Not so much about SEE SPOT RUN 28Apr08

Gotta tell ya’—
I hate 5K races. Strong words, I know, but nothing else states the feeling as well. I have always subscribed to the “more is better” philosophy hence, my life-long battle with “enough”….
“ Quantity over Quality” is my slogan. “If a little is good, a lot must be better!” I wear a bracelet that states “It’s better to wear out than to rust.” This has allowed me to be smugly OK with running longer and longer distances at slower and slower paces evidenced by the fact that there is scarcely 15 seconds a mile difference between my 5K and half-marathon pace. Besides, I don’t usually get the kinks worked out until 3 miles or so and in a 5K that’s about the time I funnel breathlessly into a chute and someone starts tugging at a paper hanging from my shirt. I mean, come on now—I just quit hurting 300 meters back and now you want me to stop? Puh-lease!!

And I am not very comfortable running in local races. Too many self-centered expectations coupled with overall performance anxiety tends to leave me all knotted up inside. I am “gulp” a poor sport…. My favorite race has been the Montana Marathon in Billings. I don’t know anyone, nobody knows me and who cares that I only signed up for the half and not the full 26.2. They don’t care if I am only half a runner, a slacker, a poser. You all on the other hand………..
Let’s just say the weather is frequently stormy in the land between my ears. The truth is that none of you ever treat me nearly as bad as I treat me.

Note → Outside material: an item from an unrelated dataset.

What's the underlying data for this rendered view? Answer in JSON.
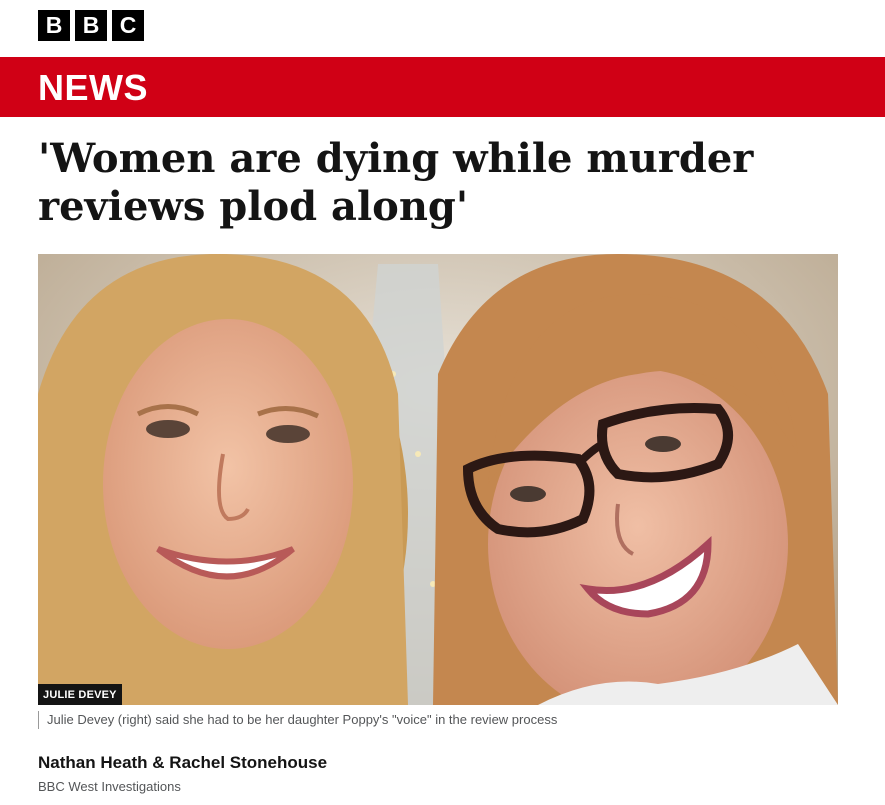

BUT (the big “but”) I’ve had somewhat of a paradigm shift in the last 22 weeks as I went from running 35 mile weeks to pushing myself along on a scooter for 6 weeks and slowly coming back to running 3 miles two or three times a week waiting out the healing process after foot surgery. I hate (there I go again) calling it bunion surgery because that sounds like something old, inactive, fat people deal with but that’s what it is. Age and genetics finally caught up with me.

Along with the above listed neuroses I have propensity to engage in self-pity. Knowing that depression hates company I really tried to stay in touch with all my running cronies during the dark time, keeping up with the long runners, setting out the bucket, helping at the Winter Race Series and Frosty 4, going to the meetings and at least getting back to the gym as my recovery allowed. Still Karen, Kenn, Camille, Kate and others put up with a fair amount of my ‘woe is me’ moaning while gently extolling that I’d be back to running soon. Which kinda gets me back to the rethinking of the local 5K.

Appreciation really needs a reference point to be a positive force. Not running for 4 months has given me a chance to see how important it is for my physical, mental, emotional and spiritual well being, which is good, but the act of running is not the only thing that matters. There is a lot of peripheral activity associated with running or staying active that is just as important. Being involved isn’t always just wearing a bib toeing the start line. Chatting it up with folks before and after and sometimes during the race is a really cool thing. Pouting because a self-determined rival crosses a line before me or worse yet, not showing up because it might happen is not a cool thing. A legend in my own mind…………………….

So last Sunday, Karen talked me into riding down to watch the SEE SPOT RUN race and I signed up and ran my first local 5K in years. Had there been a 10K option, I’d have still signed up for the 5. I ran almost exactly 5 minutes slower that my last 5K three years ago (which was not even in North America and I would have signed up for anything longer were it available!). I was passed by numerous people, dogs and little kids. I knew at least by face half the 200+ people and I was only three miles from home.

And it was the most fun I’d had on a race course in quite awhile.

It felt like I’d just finished a marathon. My friend Greg and Jenny took first in the guy-dog category. I ran the whole thing without stopping. Good people with bad ailments ran fast. Many smiles, few dog fights. People were glad I was on the mend. Kenn was at the finish. I got to help a bicycle tourist with directions to Bickleton. The weather was picture perfect. My left foot felt pretty good. Karen took my picture. And I was genuinely happy to be there. It felt good to be back among my peers and to fit.

Thank you.